I don’t want to give away too much by way of specific illustrations and segments in the film, so I will end by saying that this film portrays a new cultural phenomenon that may be looked at negatively by several sections, but at the same time, must be accepted as a legitimate expression of this generation’s aspirations and ideals about creativity and innovation, the ethos that is marked by the phrase ‘openness and collaborative production of works’, hallmarks of the copyleft movement. While piracy is certainly still a problem that affects content providers, it must be looked at as a phenomenon that has naturally occurred, not having arisen purely out of human greed, but rather one that is a natural outcome of industries being unable to adapt to changes in distribution models and the demands of a generation that resides on the Internet. A ‘love story‘, if there ever was one, between the pirates and the content that they pirate, as the film so poignantly demonstrates.
Replete with fascinating animation pieces and infographics that trace the history of copyright and a beautiful soundtrack to add, Partners in Crime is everything that I hoped a documentary on piracy would be. As an unapologetic supporter of the copyleft movement, I was pleasantly surprised to find perspectives that I was unfamiliar with and stakeholders’ views that drive home the point better than any of us have been able to on this blog.
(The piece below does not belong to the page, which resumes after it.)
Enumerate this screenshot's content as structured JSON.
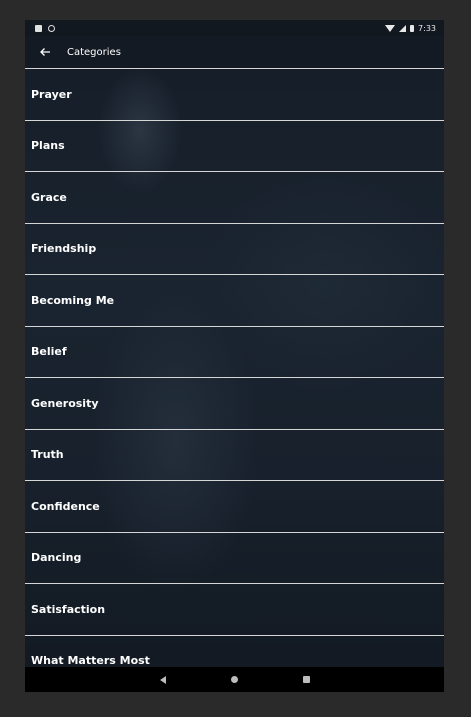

Here’s hoping we have several such films in the future.
We would like to thank Deepika Sharma for sending us a copy of the film to review and we wish the film-makers great success in their future endeavours.